Eat Like a Local: Florence

Five tips to amplify your Florentine dining experience

By / December 2012

Some people say great food is hard to find in Florence. They say the city is overrun by tourists and therefore, mediocre restaurants. They say that authentic, honest, lively, simple, seasonally focused Tuscan cooking fled for the literal hills years ago. To be sure, you can find some true gems in the tiny trattorias and osterias that dot the hillsides just outside of Florence’s city limits, far away from the long lines outside the Uffizi Gallery and the crowds seeking relief from the sun in the shadow of Brunelleschi’s Duomo.

But I, for one, don’t buy all that Florence trash talk. Even with its mobs of sightseers and junky souvenir shops, my lifelong love affair with the city, its people, and yes, the food, took root on my first visit nearly 14 years ago, grew even more when I lived there for a short stint, and continues to this day. Even now, after traveling to other countries in Europe, Asia, and South America, Florence is hands down my favorite place on Earth. It’s also the only place I’ve ever felt immediately at home outside of Virginia, where I was raised.

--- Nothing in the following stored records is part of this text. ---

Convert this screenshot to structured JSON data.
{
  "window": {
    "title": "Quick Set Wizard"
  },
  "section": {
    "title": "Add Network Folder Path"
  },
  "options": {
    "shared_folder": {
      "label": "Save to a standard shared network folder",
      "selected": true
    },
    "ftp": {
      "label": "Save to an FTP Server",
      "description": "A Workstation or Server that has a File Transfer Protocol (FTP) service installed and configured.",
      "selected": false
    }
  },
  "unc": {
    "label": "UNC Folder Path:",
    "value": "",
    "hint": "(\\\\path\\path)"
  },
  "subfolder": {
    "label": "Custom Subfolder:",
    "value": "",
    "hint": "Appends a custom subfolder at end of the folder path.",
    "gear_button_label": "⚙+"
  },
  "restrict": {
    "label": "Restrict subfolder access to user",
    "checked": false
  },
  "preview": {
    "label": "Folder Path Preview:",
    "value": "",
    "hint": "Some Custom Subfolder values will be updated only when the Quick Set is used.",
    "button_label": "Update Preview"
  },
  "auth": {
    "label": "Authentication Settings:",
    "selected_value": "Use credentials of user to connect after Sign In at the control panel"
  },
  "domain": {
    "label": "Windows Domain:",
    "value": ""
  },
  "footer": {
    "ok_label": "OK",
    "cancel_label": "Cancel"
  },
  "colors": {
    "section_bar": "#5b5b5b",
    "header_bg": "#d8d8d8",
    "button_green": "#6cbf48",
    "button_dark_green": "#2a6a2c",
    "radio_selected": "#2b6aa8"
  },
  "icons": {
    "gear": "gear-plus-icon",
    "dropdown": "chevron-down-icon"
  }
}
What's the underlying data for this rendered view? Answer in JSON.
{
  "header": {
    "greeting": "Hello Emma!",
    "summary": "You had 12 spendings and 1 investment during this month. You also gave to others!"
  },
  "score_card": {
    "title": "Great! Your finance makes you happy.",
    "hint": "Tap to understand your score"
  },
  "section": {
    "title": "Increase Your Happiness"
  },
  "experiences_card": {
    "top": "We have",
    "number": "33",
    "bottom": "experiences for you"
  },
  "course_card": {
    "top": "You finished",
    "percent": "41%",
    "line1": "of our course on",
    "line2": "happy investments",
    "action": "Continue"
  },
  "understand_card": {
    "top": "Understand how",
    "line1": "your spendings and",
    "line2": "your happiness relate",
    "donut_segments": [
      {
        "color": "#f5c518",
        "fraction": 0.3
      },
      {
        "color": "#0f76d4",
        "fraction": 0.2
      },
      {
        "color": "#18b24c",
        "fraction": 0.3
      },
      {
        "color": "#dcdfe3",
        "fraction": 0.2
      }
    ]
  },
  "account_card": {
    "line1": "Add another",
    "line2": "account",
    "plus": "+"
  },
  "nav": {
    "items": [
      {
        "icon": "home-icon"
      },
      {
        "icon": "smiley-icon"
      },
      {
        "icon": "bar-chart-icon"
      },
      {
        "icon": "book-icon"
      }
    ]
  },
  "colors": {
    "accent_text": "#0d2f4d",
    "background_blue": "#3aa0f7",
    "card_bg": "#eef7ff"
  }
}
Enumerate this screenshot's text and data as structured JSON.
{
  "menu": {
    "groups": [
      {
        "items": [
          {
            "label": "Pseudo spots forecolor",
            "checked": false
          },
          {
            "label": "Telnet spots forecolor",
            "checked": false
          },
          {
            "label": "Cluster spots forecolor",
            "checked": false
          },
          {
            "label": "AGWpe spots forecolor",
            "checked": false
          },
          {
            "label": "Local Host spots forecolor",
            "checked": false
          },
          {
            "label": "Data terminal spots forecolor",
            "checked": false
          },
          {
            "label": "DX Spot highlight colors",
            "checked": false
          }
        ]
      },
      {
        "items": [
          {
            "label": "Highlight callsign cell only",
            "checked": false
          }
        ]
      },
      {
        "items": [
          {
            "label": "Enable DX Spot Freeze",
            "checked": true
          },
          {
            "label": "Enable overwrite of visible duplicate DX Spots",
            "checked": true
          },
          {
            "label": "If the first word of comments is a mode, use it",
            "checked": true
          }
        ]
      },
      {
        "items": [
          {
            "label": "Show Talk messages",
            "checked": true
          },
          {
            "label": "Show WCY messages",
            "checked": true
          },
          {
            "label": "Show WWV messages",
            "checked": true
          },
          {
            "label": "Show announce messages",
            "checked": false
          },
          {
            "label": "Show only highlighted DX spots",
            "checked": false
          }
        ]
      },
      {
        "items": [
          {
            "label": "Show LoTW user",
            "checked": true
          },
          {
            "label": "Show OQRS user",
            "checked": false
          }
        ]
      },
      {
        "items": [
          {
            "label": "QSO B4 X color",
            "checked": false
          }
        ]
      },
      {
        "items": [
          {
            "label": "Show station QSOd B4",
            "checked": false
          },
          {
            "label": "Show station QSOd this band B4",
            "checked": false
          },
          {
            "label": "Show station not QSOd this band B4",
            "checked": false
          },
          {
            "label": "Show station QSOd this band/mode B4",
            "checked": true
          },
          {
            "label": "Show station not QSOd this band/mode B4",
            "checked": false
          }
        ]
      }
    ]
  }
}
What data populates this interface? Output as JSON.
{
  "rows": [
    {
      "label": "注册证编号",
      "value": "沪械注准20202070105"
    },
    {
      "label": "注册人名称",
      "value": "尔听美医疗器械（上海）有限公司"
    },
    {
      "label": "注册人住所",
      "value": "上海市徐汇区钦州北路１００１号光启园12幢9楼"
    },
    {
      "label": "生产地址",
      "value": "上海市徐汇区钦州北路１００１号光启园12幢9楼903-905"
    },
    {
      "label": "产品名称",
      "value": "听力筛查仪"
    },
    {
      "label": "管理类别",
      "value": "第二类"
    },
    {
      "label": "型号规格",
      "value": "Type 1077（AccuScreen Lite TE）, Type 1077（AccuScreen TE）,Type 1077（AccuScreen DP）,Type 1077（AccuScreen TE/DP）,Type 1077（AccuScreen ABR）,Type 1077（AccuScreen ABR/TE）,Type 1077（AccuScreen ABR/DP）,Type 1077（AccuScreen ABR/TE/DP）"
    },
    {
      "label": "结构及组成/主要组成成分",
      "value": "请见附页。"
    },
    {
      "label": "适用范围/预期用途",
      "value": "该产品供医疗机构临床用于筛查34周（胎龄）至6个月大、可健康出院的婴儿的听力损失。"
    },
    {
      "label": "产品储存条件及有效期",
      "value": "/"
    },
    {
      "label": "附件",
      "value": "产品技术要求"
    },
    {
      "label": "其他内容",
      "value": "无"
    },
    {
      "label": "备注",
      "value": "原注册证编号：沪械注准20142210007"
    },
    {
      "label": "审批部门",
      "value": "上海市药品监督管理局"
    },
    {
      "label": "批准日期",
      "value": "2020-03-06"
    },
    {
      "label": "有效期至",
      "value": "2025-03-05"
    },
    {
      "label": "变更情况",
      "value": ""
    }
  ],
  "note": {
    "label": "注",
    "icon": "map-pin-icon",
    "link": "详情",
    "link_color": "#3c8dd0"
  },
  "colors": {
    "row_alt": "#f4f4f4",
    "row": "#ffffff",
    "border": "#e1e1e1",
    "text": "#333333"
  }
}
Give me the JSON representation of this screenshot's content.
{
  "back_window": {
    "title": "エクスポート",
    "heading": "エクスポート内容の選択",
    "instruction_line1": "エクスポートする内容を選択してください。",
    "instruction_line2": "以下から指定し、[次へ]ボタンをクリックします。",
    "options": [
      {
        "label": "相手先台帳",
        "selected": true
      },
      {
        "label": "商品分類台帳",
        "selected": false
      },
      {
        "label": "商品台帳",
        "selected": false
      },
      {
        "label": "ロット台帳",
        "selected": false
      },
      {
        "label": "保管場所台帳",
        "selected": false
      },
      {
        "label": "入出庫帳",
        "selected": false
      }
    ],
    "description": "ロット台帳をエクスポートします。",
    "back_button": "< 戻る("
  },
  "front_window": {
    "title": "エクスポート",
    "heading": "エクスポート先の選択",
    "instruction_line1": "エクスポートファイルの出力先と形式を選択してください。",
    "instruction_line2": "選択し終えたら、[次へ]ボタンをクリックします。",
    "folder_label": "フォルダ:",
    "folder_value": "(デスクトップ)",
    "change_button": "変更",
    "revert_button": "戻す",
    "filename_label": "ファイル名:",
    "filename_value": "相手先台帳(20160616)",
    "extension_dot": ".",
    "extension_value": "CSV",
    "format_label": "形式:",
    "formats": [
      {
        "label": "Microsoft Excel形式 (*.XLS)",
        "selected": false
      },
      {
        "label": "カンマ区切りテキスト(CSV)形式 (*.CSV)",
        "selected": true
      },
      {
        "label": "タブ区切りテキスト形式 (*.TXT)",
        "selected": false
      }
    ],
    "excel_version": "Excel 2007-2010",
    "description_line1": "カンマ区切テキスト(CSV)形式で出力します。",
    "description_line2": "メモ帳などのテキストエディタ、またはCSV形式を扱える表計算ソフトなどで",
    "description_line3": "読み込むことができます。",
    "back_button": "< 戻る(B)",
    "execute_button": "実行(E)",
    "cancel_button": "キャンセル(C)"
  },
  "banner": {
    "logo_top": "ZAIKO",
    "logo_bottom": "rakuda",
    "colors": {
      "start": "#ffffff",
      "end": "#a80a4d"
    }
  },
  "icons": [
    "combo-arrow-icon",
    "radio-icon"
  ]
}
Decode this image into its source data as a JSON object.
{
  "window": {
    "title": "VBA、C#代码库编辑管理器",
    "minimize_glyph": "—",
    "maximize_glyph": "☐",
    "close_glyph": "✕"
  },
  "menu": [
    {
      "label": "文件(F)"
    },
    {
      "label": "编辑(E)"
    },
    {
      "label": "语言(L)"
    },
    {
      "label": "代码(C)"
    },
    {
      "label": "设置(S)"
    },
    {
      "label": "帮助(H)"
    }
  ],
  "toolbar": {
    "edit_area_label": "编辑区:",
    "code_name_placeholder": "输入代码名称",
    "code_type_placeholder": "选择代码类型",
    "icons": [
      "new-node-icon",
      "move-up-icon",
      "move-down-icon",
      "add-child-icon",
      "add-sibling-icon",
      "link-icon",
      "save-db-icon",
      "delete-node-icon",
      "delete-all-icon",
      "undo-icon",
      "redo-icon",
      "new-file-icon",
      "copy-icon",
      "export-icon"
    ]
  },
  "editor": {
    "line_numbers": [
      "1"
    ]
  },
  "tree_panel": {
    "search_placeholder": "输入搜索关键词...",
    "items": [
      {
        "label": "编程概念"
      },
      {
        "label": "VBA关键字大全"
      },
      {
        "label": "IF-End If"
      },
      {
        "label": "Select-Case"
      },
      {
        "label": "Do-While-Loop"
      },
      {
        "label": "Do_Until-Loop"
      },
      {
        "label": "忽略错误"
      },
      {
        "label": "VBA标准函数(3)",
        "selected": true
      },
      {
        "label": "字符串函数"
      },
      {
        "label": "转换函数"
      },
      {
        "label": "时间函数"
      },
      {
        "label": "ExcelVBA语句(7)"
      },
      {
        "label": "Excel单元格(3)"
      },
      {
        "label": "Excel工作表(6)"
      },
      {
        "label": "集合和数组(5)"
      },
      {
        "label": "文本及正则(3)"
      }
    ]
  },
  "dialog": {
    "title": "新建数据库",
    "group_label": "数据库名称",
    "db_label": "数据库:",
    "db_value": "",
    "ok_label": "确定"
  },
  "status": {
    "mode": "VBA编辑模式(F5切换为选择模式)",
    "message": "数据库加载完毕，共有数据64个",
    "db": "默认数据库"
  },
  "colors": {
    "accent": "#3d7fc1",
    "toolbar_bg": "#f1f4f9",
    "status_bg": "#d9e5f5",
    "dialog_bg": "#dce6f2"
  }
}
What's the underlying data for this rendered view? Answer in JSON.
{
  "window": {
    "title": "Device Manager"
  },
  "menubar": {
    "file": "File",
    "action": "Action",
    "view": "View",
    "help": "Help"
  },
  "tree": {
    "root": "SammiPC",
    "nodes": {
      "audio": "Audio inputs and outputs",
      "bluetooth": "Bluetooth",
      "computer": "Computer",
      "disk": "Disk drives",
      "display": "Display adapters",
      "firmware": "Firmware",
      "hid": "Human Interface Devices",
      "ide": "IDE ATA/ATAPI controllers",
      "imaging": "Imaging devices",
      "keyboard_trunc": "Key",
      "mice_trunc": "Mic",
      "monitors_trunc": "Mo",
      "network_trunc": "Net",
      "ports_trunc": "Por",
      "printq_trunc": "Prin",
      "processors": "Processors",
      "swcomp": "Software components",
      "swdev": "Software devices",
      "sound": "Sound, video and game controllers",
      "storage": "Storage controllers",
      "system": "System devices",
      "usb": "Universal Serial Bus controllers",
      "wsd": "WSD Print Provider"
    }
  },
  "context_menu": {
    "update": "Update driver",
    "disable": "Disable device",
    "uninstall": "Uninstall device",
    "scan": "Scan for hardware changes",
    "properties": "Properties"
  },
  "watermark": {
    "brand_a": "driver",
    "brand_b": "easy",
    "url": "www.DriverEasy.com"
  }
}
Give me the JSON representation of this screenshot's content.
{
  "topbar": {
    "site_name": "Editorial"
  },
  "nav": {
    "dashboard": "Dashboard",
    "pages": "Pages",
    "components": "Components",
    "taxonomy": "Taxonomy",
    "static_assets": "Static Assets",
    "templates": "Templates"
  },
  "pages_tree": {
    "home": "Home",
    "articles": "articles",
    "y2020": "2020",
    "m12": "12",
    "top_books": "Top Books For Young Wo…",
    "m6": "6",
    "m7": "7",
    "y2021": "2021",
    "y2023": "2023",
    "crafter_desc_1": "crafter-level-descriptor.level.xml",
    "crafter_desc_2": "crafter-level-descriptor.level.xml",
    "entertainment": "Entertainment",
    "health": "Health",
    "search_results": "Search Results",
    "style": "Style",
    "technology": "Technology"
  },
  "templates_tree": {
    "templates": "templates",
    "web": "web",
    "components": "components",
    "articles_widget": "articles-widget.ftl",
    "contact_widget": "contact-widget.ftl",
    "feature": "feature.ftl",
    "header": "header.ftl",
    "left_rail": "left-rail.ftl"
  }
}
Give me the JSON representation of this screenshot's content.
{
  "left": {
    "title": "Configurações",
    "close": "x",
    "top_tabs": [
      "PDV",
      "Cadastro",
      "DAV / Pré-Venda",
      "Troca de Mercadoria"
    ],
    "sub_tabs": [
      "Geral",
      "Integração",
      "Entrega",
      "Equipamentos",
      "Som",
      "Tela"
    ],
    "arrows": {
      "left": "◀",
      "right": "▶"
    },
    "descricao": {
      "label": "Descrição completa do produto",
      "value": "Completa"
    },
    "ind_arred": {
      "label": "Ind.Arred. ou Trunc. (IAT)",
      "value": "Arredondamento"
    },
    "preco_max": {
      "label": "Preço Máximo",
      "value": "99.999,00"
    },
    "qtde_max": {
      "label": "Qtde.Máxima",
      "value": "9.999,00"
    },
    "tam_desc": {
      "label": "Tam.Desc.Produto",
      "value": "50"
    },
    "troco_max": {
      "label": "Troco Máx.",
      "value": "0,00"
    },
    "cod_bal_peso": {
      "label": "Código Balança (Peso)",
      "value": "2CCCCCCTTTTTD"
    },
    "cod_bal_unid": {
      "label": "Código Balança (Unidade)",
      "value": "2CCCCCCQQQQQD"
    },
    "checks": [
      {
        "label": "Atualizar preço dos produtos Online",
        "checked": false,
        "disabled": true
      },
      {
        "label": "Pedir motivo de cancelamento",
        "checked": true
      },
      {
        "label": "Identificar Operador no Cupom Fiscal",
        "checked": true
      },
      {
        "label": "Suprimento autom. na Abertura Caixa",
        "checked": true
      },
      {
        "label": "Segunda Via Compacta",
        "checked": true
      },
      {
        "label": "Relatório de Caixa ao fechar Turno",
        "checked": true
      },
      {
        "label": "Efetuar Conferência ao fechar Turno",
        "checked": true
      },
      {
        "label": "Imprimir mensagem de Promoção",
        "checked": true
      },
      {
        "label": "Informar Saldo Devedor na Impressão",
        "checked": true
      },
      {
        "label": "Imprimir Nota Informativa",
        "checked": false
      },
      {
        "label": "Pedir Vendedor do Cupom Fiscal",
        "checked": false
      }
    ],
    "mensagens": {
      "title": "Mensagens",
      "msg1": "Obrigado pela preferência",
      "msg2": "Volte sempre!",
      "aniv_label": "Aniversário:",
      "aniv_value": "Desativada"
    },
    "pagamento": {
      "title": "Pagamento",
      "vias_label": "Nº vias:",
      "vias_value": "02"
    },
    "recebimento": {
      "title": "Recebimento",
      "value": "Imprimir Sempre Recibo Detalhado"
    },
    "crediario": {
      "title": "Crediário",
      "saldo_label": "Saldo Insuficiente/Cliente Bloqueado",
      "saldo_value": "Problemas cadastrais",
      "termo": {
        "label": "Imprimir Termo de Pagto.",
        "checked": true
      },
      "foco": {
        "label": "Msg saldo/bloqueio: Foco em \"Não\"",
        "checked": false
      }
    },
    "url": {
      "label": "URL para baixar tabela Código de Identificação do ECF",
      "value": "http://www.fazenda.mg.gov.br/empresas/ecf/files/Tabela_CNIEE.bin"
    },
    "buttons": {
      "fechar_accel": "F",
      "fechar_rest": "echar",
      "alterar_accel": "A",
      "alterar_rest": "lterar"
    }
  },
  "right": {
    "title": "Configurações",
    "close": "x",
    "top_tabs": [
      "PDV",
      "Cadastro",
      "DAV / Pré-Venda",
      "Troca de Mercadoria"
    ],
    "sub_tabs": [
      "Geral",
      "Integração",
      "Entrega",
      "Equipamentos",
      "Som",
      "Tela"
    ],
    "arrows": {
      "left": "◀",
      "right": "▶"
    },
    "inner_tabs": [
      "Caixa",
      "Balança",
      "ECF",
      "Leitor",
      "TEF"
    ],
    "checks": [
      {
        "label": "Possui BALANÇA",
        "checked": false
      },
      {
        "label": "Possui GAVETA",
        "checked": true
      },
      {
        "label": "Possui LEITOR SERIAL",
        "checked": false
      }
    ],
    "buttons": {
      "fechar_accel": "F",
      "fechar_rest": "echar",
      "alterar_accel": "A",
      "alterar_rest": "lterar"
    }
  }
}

Last summer, I returned to the city and made it my mission to seek out the very best it had to offer in food and drink. Sure, there are those tourist traps with views of the Ponte Vecchio, where they serve plates of Olive Garden-esque fettuccine alfredo and soupy lasagna. But if you know where to look – one, two, or three streets behind the tourist hot spots, along the dingier streets, or just across the river – you’ll find the food of my Florence, food worth getting on a plane for, food worth defending. Here are five of my favorite ways to eat like a local, naysayers be damned.

1. Skip that soggy panino in the glass case and lunch at ‘Ino.
Sure, the ubiquitous caprese or salami panini will cure even the worst case of sightseeing “hangries” (angry hunger), but look beyond the tourist clogged corner cafes to ‘Ino for panini done right. Situated down a narrow, unassuming street that connects the Piazza della Signoria to the Arno River, this tiny panino shop offers an ample menu of innovative sandwiches piled high with local meats, cheeses, and tapenades. The olive oils, vinegars, and spreads for sale also make it a great spot to pick up a few gifts for folks back home.

2. Sip wine curbside at I Due Frattelini.
As little more than a counter carved into the side of a building, I Due Fratellini is a tiny vineria and sandwich shop that’s been filling Florentine glasses since 1875. Tucked down a side street behind the Orsanmichele, the city’s original grain market, you won’t find any seats here (unless you want to cop a squat on the cobblestones), but look for the wall-mounted shelves to temporarily free your hands of that glass of Chianti. You’ll need both of them, after all, to devour that crusty Tuscan roll stuffed with wild boar salami and butter, one of the best deals in town.

3. Get your espresso shaken, not stirred, at Il Chiaroscuro.
I’ve got nothing against a great cappuccino, in fact, I adore them. But for most Italians, the dairy-heavy cappuccino is reserved for mornings only. Espresso is the lighter caffé pick-me-up of choice for afternoons and evenings. Few do coffee better in Florence than Il Chiaroscuro, where they source beans from all over the world and grind them to order. For a twist on a classic espresso, order the shakerato – espresso, simple syrup, and ice shaken like a cocktail tableside and served in a martini glass.

4. Rub elbows with strangers over osso bucco at Osteria Vini e Vecchi Sapori.
Eating at Vini e Vecchi feels more like being at a raucous dinner party than a restaurant. That’s largely due to its size, which will have you sharing one of maybe 10 tables with strangers and their neighbors alike. But don’t let the crowded quarters deter you. The food coming out of the kitchen is some of the most authentic, simple, and fiercely seasonal Florentine cooking to be found in the city these days. My dinner there last summer had me swooning over the pacherri pasta tossed with cheesy squash blossom sauce and a plate of tender osso bucco with fresh peas and pancetta.

5. When it comes to gelato, good things come in the smallest packages.
As with all touristy spots in Italy, Florence is no different in its glut of circus-like gelaterias lining every piazza. While the American-sized portions, waffle cones, and sprinkles scooped out at these spots may taste okay, there’s also a good chance they began as a pre-made factory mix, aka something you could find easily stateside. But at Perché No! and Gelateria Vivoli the traditional and more modest serving sizes speak volumes about the from-scratch gelatos these spots create. Rich, dense, and bursting with flavors of real pistachio, cantaloupe, and raspberry, a small cup is more than satisfying and will minimize the guilt as you slurp down your fourth of the day.


Martha J. Miller is the food columnist for EthnoTraveler. Her writing also appears in the Washington Post and the Oxford American.